[EXERCISE OBJECTIVE] Could you copy each line of the entries that contains "Screw"?
· · · · ·
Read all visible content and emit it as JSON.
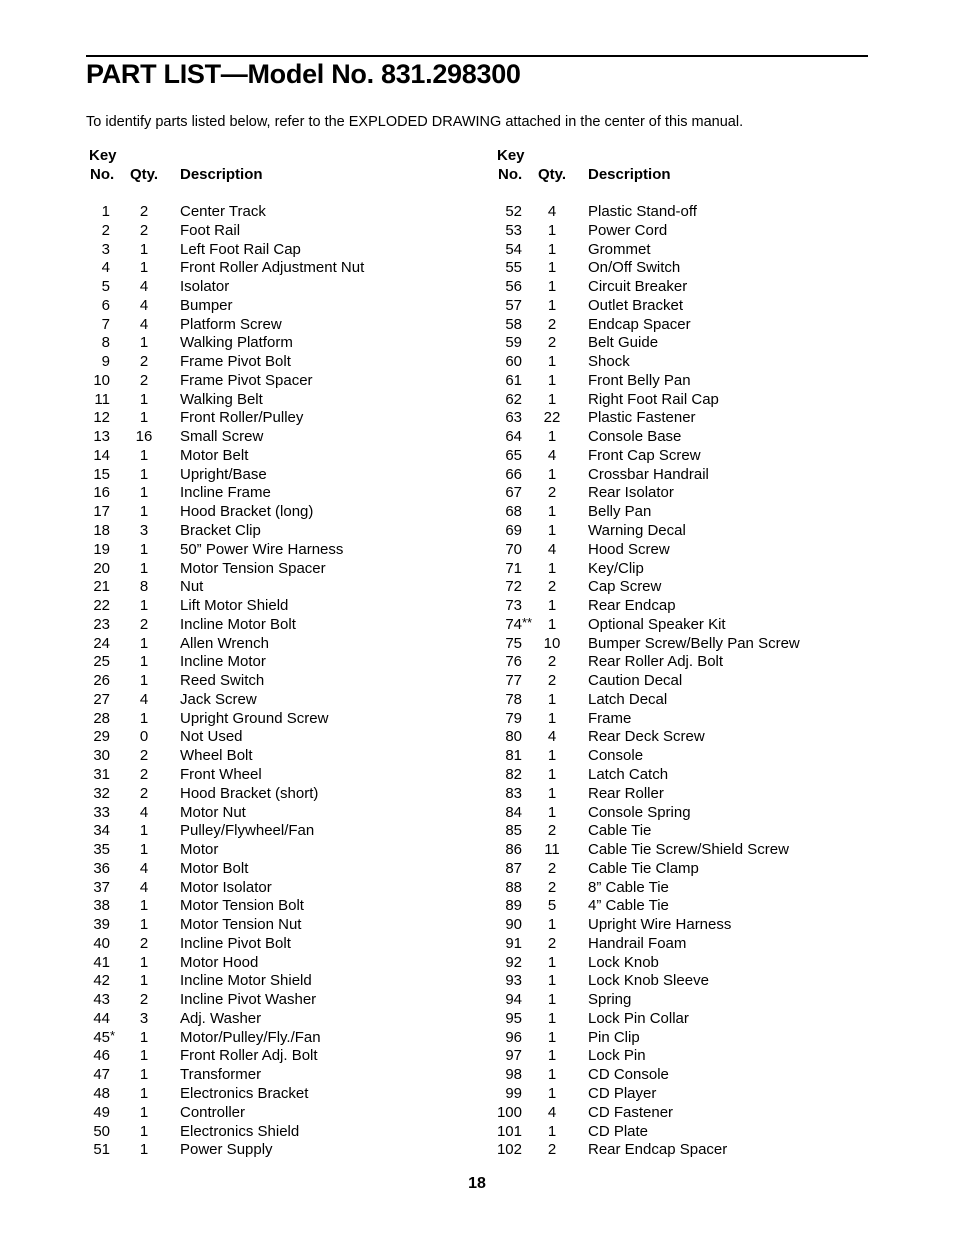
{
  "title": "PART LIST—Model No. 831.298300",
  "intro": "To identify parts listed below, refer to the EXPLODED DRAWING attached in the center of this manual.",
  "headers": {
    "key": "Key",
    "no": "No.",
    "qty": "Qty.",
    "description": "Description"
  },
  "left_parts": [
    {
      "key": "1",
      "mark": "",
      "qty": "2",
      "desc": "Center Track"
    },
    {
      "key": "2",
      "mark": "",
      "qty": "2",
      "desc": "Foot Rail"
    },
    {
      "key": "3",
      "mark": "",
      "qty": "1",
      "desc": "Left Foot Rail Cap"
    },
    {
      "key": "4",
      "mark": "",
      "qty": "1",
      "desc": "Front Roller Adjustment Nut"
    },
    {
      "key": "5",
      "mark": "",
      "qty": "4",
      "desc": "Isolator"
    },
    {
      "key": "6",
      "mark": "",
      "qty": "4",
      "desc": "Bumper"
    },
    {
      "key": "7",
      "mark": "",
      "qty": "4",
      "desc": "Platform Screw"
    },
    {
      "key": "8",
      "mark": "",
      "qty": "1",
      "desc": "Walking Platform"
    },
    {
      "key": "9",
      "mark": "",
      "qty": "2",
      "desc": "Frame Pivot Bolt"
    },
    {
      "key": "10",
      "mark": "",
      "qty": "2",
      "desc": "Frame Pivot Spacer"
    },
    {
      "key": "11",
      "mark": "",
      "qty": "1",
      "desc": "Walking Belt"
    },
    {
      "key": "12",
      "mark": "",
      "qty": "1",
      "desc": "Front Roller/Pulley"
    },
    {
      "key": "13",
      "mark": "",
      "qty": "16",
      "desc": "Small Screw"
    },
    {
      "key": "14",
      "mark": "",
      "qty": "1",
      "desc": "Motor Belt"
    },
    {
      "key": "15",
      "mark": "",
      "qty": "1",
      "desc": "Upright/Base"
    },
    {
      "key": "16",
      "mark": "",
      "qty": "1",
      "desc": "Incline Frame"
    },
    {
      "key": "17",
      "mark": "",
      "qty": "1",
      "desc": "Hood Bracket (long)"
    },
    {
      "key": "18",
      "mark": "",
      "qty": "3",
      "desc": "Bracket Clip"
    },
    {
      "key": "19",
      "mark": "",
      "qty": "1",
      "desc": "50” Power Wire Harness"
    },
    {
      "key": "20",
      "mark": "",
      "qty": "1",
      "desc": "Motor Tension Spacer"
    },
    {
      "key": "21",
      "mark": "",
      "qty": "8",
      "desc": "Nut"
    },
    {
      "key": "22",
      "mark": "",
      "qty": "1",
      "desc": "Lift Motor Shield"
    },
    {
      "key": "23",
      "mark": "",
      "qty": "2",
      "desc": "Incline Motor Bolt"
    },
    {
      "key": "24",
      "mark": "",
      "qty": "1",
      "desc": "Allen Wrench"
    },
    {
      "key": "25",
      "mark": "",
      "qty": "1",
      "desc": "Incline Motor"
    },
    {
      "key": "26",
      "mark": "",
      "qty": "1",
      "desc": "Reed Switch"
    },
    {
      "key": "27",
      "mark": "",
      "qty": "4",
      "desc": "Jack Screw"
    },
    {
      "key": "28",
      "mark": "",
      "qty": "1",
      "desc": "Upright Ground Screw"
    },
    {
      "key": "29",
      "mark": "",
      "qty": "0",
      "desc": "Not Used"
    },
    {
      "key": "30",
      "mark": "",
      "qty": "2",
      "desc": "Wheel Bolt"
    },
    {
      "key": "31",
      "mark": "",
      "qty": "2",
      "desc": "Front Wheel"
    },
    {
      "key": "32",
      "mark": "",
      "qty": "2",
      "desc": "Hood Bracket (short)"
    },
    {
      "key": "33",
      "mark": "",
      "qty": "4",
      "desc": "Motor Nut"
    },
    {
      "key": "34",
      "mark": "",
      "qty": "1",
      "desc": "Pulley/Flywheel/Fan"
    },
    {
      "key": "35",
      "mark": "",
      "qty": "1",
      "desc": "Motor"
    },
    {
      "key": "36",
      "mark": "",
      "qty": "4",
      "desc": "Motor Bolt"
    },
    {
      "key": "37",
      "mark": "",
      "qty": "4",
      "desc": "Motor Isolator"
    },
    {
      "key": "38",
      "mark": "",
      "qty": "1",
      "desc": "Motor Tension Bolt"
    },
    {
      "key": "39",
      "mark": "",
      "qty": "1",
      "desc": "Motor Tension Nut"
    },
    {
      "key": "40",
      "mark": "",
      "qty": "2",
      "desc": "Incline Pivot Bolt"
    },
    {
      "key": "41",
      "mark": "",
      "qty": "1",
      "desc": "Motor Hood"
    },
    {
      "key": "42",
      "mark": "",
      "qty": "1",
      "desc": "Incline Motor Shield"
    },
    {
      "key": "43",
      "mark": "",
      "qty": "2",
      "desc": "Incline Pivot Washer"
    },
    {
      "key": "44",
      "mark": "",
      "qty": "3",
      "desc": "Adj. Washer"
    },
    {
      "key": "45",
      "mark": "*",
      "qty": "1",
      "desc": "Motor/Pulley/Fly./Fan"
    },
    {
      "key": "46",
      "mark": "",
      "qty": "1",
      "desc": "Front Roller Adj. Bolt"
    },
    {
      "key": "47",
      "mark": "",
      "qty": "1",
      "desc": "Transformer"
    },
    {
      "key": "48",
      "mark": "",
      "qty": "1",
      "desc": "Electronics Bracket"
    },
    {
      "key": "49",
      "mark": "",
      "qty": "1",
      "desc": "Controller"
    },
    {
      "key": "50",
      "mark": "",
      "qty": "1",
      "desc": "Electronics Shield"
    },
    {
      "key": "51",
      "mark": "",
      "qty": "1",
      "desc": "Power Supply"
    }
  ],
  "right_parts": [
    {
      "key": "52",
      "mark": "",
      "qty": "4",
      "desc": "Plastic Stand-off"
    },
    {
      "key": "53",
      "mark": "",
      "qty": "1",
      "desc": "Power Cord"
    },
    {
      "key": "54",
      "mark": "",
      "qty": "1",
      "desc": "Grommet"
    },
    {
      "key": "55",
      "mark": "",
      "qty": "1",
      "desc": "On/Off Switch"
    },
    {
      "key": "56",
      "mark": "",
      "qty": "1",
      "desc": "Circuit Breaker"
    },
    {
      "key": "57",
      "mark": "",
      "qty": "1",
      "desc": "Outlet Bracket"
    },
    {
      "key": "58",
      "mark": "",
      "qty": "2",
      "desc": "Endcap Spacer"
    },
    {
      "key": "59",
      "mark": "",
      "qty": "2",
      "desc": "Belt Guide"
    },
    {
      "key": "60",
      "mark": "",
      "qty": "1",
      "desc": "Shock"
    },
    {
      "key": "61",
      "mark": "",
      "qty": "1",
      "desc": "Front Belly Pan"
    },
    {
      "key": "62",
      "mark": "",
      "qty": "1",
      "desc": "Right Foot Rail Cap"
    },
    {
      "key": "63",
      "mark": "",
      "qty": "22",
      "desc": "Plastic Fastener"
    },
    {
      "key": "64",
      "mark": "",
      "qty": "1",
      "desc": "Console Base"
    },
    {
      "key": "65",
      "mark": "",
      "qty": "4",
      "desc": "Front Cap Screw"
    },
    {
      "key": "66",
      "mark": "",
      "qty": "1",
      "desc": "Crossbar Handrail"
    },
    {
      "key": "67",
      "mark": "",
      "qty": "2",
      "desc": "Rear Isolator"
    },
    {
      "key": "68",
      "mark": "",
      "qty": "1",
      "desc": "Belly Pan"
    },
    {
      "key": "69",
      "mark": "",
      "qty": "1",
      "desc": "Warning Decal"
    },
    {
      "key": "70",
      "mark": "",
      "qty": "4",
      "desc": "Hood Screw"
    },
    {
      "key": "71",
      "mark": "",
      "qty": "1",
      "desc": "Key/Clip"
    },
    {
      "key": "72",
      "mark": "",
      "qty": "2",
      "desc": "Cap Screw"
    },
    {
      "key": "73",
      "mark": "",
      "qty": "1",
      "desc": "Rear Endcap"
    },
    {
      "key": "74",
      "mark": "**",
      "qty": "1",
      "desc": "Optional Speaker Kit"
    },
    {
      "key": "75",
      "mark": "",
      "qty": "10",
      "desc": "Bumper Screw/Belly Pan Screw"
    },
    {
      "key": "76",
      "mark": "",
      "qty": "2",
      "desc": "Rear Roller Adj. Bolt"
    },
    {
      "key": "77",
      "mark": "",
      "qty": "2",
      "desc": "Caution Decal"
    },
    {
      "key": "78",
      "mark": "",
      "qty": "1",
      "desc": "Latch Decal"
    },
    {
      "key": "79",
      "mark": "",
      "qty": "1",
      "desc": "Frame"
    },
    {
      "key": "80",
      "mark": "",
      "qty": "4",
      "desc": "Rear Deck Screw"
    },
    {
      "key": "81",
      "mark": "",
      "qty": "1",
      "desc": "Console"
    },
    {
      "key": "82",
      "mark": "",
      "qty": "1",
      "desc": "Latch Catch"
    },
    {
      "key": "83",
      "mark": "",
      "qty": "1",
      "desc": "Rear Roller"
    },
    {
      "key": "84",
      "mark": "",
      "qty": "1",
      "desc": "Console Spring"
    },
    {
      "key": "85",
      "mark": "",
      "qty": "2",
      "desc": "Cable Tie"
    },
    {
      "key": "86",
      "mark": "",
      "qty": "11",
      "desc": "Cable Tie Screw/Shield Screw"
    },
    {
      "key": "87",
      "mark": "",
      "qty": "2",
      "desc": "Cable Tie Clamp"
    },
    {
      "key": "88",
      "mark": "",
      "qty": "2",
      "desc": "8” Cable Tie"
    },
    {
      "key": "89",
      "mark": "",
      "qty": "5",
      "desc": "4” Cable Tie"
    },
    {
      "key": "90",
      "mark": "",
      "qty": "1",
      "desc": "Upright Wire Harness"
    },
    {
      "key": "91",
      "mark": "",
      "qty": "2",
      "desc": "Handrail Foam"
    },
    {
      "key": "92",
      "mark": "",
      "qty": "1",
      "desc": "Lock Knob"
    },
    {
      "key": "93",
      "mark": "",
      "qty": "1",
      "desc": "Lock Knob Sleeve"
    },
    {
      "key": "94",
      "mark": "",
      "qty": "1",
      "desc": "Spring"
    },
    {
      "key": "95",
      "mark": "",
      "qty": "1",
      "desc": "Lock Pin Collar"
    },
    {
      "key": "96",
      "mark": "",
      "qty": "1",
      "desc": "Pin Clip"
    },
    {
      "key": "97",
      "mark": "",
      "qty": "1",
      "desc": "Lock Pin"
    },
    {
      "key": "98",
      "mark": "",
      "qty": "1",
      "desc": "CD Console"
    },
    {
      "key": "99",
      "mark": "",
      "qty": "1",
      "desc": "CD Player"
    },
    {
      "key": "100",
      "mark": "",
      "qty": "4",
      "desc": "CD Fastener"
    },
    {
      "key": "101",
      "mark": "",
      "qty": "1",
      "desc": "CD Plate"
    },
    {
      "key": "102",
      "mark": "",
      "qty": "2",
      "desc": "Rear Endcap Spacer"
    }
  ],
  "page_number": "18"
}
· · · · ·
[RESPONSE]
      "desc": "Platform Screw"
      "desc": "Small Screw"
      "desc": "Jack Screw"
      "desc": "Upright Ground Screw"
      "desc": "Front Cap Screw"
      "desc": "Hood Screw"
      "desc": "Cap Screw"
      "desc": "Bumper Screw/Belly Pan Screw"
      "desc": "Rear Deck Screw"
      "desc": "Cable Tie Screw/Shield Screw"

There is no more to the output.